So, here you can recall andre estermann and gimmik, and mr projectile.Elsewhere, the delicate ‘Learning To Walk’ sees organic instrumental elements creeping into the mix in the form of plucked banjo, which slowly builds against a rich swell of gentle analogue synths, before brittle-sounding broken rhythms suddenly power up like some whirring machine to take the entire track off in a blur of scissoring breakbeats, before ‘Cypher’ takes things down into a brooding swirl of bass synths, harsh metallic breakbeat textures punctuating the moody atmosphere as bursts of grinding static flit between the speakers.While much of this is certainly well-travelled ground by now, ‘The Metronomical Boy’ offers up a consistently impressive and inspired listen from start to finish." Now Like Photographs "Not since his extraordinary previous release, ‘Cardboard Rocketships’, have we heard unparralled melodies like the ones found on ‘The Metronomical Boy’.This is the third studio album from Mint, and it once again provides an eclectic mix of songs filled with glitchy electronics, crunchy beats, and whirling backgrounds, all led by addictive melodies.The bright bubbly sounds on tracks like, “Ina’s Special Day” provide the necessary contrast to his darker side found on, “Darker Than A Beginning” and “Daub”.«The Metronomical Boy» is archetypal melodic idm from the start to finish.
Crunchy beats, pads with bells, pianos, reverb, naive affectionate themes - something like toytronic or musik aus strom could have released.
It reminds me of some of the Russian stuff that was popular a while back.
The styles vary from upbeat crunchy electronica coated in Lionel Glitchie to more ambient piano based classical sounding numbers but it’s mainly upbeat and crunchy sounding.
Returning home on his daughter Ina’s 9th birthday, Gudmundsen introduced her to The Metronomical Boy and a lasting friendship was immediately born.

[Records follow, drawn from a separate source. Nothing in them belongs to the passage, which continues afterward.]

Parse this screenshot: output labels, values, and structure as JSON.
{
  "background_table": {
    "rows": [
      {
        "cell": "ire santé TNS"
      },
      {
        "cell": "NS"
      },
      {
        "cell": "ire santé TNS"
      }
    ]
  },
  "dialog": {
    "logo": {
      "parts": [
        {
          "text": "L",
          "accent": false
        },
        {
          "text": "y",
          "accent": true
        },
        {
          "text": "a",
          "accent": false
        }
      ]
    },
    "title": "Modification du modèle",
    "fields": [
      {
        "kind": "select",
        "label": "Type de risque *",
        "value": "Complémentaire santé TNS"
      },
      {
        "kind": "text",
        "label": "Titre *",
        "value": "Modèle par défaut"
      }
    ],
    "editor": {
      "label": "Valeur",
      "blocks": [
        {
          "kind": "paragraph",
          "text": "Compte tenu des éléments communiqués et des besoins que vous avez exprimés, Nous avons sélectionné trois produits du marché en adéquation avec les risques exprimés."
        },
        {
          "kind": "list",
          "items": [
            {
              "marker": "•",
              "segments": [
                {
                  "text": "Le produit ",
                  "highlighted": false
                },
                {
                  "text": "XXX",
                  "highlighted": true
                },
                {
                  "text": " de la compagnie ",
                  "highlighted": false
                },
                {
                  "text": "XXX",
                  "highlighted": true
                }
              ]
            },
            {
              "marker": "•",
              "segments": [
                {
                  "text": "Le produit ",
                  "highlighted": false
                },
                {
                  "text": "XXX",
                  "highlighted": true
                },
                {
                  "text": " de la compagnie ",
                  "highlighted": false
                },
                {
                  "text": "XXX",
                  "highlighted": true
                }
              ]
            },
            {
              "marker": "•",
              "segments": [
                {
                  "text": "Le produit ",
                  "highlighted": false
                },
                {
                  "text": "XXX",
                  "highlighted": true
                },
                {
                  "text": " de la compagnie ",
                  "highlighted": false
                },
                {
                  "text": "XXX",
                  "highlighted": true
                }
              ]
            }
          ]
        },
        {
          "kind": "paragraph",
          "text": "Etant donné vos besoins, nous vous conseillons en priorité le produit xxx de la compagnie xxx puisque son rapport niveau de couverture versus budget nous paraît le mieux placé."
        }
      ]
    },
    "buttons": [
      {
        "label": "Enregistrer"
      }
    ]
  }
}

pretty much takes off from where its predecessor left off, building on gentle melodic pieces and crisp electronica, tainted with occasional glitches and bleeps.
THIS RELEASE IS NO LONGER AVAILABLE FROM THE BOLTFISH CATALOGUE ON CD.